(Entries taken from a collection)

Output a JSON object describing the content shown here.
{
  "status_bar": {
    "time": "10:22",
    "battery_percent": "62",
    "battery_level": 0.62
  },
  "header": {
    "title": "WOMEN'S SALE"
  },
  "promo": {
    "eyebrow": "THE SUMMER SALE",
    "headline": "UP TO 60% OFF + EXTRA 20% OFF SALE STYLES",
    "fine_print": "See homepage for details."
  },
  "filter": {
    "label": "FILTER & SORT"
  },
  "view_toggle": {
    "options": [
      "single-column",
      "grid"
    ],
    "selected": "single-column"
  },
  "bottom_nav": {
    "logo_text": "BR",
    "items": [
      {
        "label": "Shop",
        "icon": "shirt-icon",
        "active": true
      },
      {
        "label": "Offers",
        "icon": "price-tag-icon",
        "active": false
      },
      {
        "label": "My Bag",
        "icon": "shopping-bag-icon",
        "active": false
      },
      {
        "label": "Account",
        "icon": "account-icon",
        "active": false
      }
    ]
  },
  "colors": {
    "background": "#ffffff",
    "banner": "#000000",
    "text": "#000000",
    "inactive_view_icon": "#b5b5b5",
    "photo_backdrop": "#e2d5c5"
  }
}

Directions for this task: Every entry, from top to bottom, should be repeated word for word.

Result of this exercise:
Output a JSON object describing the content shown here.
{
  "status_bar": {
    "time": "10:22",
    "battery_percent": "62",
    "battery_level": 0.62
  },
  "header": {
    "title": "WOMEN'S SALE"
  },
  "promo": {
    "eyebrow": "THE SUMMER SALE",
    "headline": "UP TO 60% OFF + EXTRA 20% OFF SALE STYLES",
    "fine_print": "See homepage for details."
  },
  "filter": {
    "label": "FILTER & SORT"
  },
  "view_toggle": {
    "options": [
      "single-column",
      "grid"
    ],
    "selected": "single-column"
  },
  "bottom_nav": {
    "logo_text": "BR",
    "items": [
      {
        "label": "Shop",
        "icon": "shirt-icon",
        "active": true
      },
      {
        "label": "Offers",
        "icon": "price-tag-icon",
        "active": false
      },
      {
        "label": "My Bag",
        "icon": "shopping-bag-icon",
        "active": false
      },
      {
        "label": "Account",
        "icon": "account-icon",
        "active": false
      }
    ]
  },
  "colors": {
    "background": "#ffffff",
    "banner": "#000000",
    "text": "#000000",
    "inactive_view_icon": "#b5b5b5",
    "photo_backdrop": "#e2d5c5"
  }
}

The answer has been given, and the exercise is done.